sally helgesen

Episode 70: The Female Vision – Interview with Sally Helgesen

Sally Helgesen, Internationally Acclaimed Speaker, Leadership Consultant, and Bestselling Author

 

Listen to this interview to learn:

  • How senior leaders are looking to use women’s leadership more strategically.
  • How technology allows customers and prospective employees to evaluate the opportunities for doing business with your organization.
  • What a leading Scandinavian law firm changed in their business to allow people to make a greater contribution.
  • The connection between diversity, openness to change, extraordinary customer experience, and the future of business.

Expert Bio

Sally Helgesen is an internationally acclaimed author, speaker, and consultant, and one of the world’s brand-name experts on women’s leadership.  Her most recent book, The Female Vision: Women’s Real Power at Work, explores how women’s insights can transform organizations. She is also the author of the best-selling The Female Advantage: Women’s Ways of Leadership, hailed as “the classic work” on women’s leadership style, translated into 11 languages, and continually in print for over twenty years. An earlier book, The Web of Inclusion: A New Architecture for Building Great Organizations, was cited in The Wall Street Journal as one of the best books on leadership of all time.

Sally develops and delivers leadership programs for corporations, partnership firms, universities and non-profits around the globe. Clients have included Microsoft, IBM, Johnson & Johnson, Prudential, KPMG, The World Bank, The United Way, the Council of Independent Colleges, West Point USMA, The Office of Public Management UK; The Global Forum on Women, Society and the Economy, Paris; The Center for Distributed Education, Oslo; and ING Amsterdam.

Sally has consulted with the United Nations Development Program on building more inclusive country offices and on strengthening women’s programs in Africa and Asia. She has led seminars at the Harvard Graduate School of Education and Smith College, and been visiting scholar at Northwestern University and the Lauriston Institute in Melbourne Australia. She is a contributing editor to the magazine strategy+business, and a member of the International Women’s Forum and Executive Networks. Articles about her work have been featured in Fortune, The New York Times, Fast Company, and Business Week.

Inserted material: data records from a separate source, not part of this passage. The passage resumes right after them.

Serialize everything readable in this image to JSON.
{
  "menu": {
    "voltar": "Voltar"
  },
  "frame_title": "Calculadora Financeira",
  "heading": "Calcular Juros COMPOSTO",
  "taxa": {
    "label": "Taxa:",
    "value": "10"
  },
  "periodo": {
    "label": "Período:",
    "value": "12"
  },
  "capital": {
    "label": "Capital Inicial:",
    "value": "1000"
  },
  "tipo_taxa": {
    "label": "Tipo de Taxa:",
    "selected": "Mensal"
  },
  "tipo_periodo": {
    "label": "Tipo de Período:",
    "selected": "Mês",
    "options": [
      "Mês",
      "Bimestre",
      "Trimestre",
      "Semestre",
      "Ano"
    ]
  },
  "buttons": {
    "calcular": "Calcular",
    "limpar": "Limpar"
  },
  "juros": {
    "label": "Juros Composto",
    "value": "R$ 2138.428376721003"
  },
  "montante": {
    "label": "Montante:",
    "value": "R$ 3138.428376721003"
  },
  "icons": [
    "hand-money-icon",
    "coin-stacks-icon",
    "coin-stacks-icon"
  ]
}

She contributes a weekly blog at Forbes.com.

For more information, visit Sally’s website.

Contact Info for Sally Helgesen

Web address: SallyHelgesen.com

Travels From: New York, NY

Follow Sally: Twitter

Books by Sally Helgesen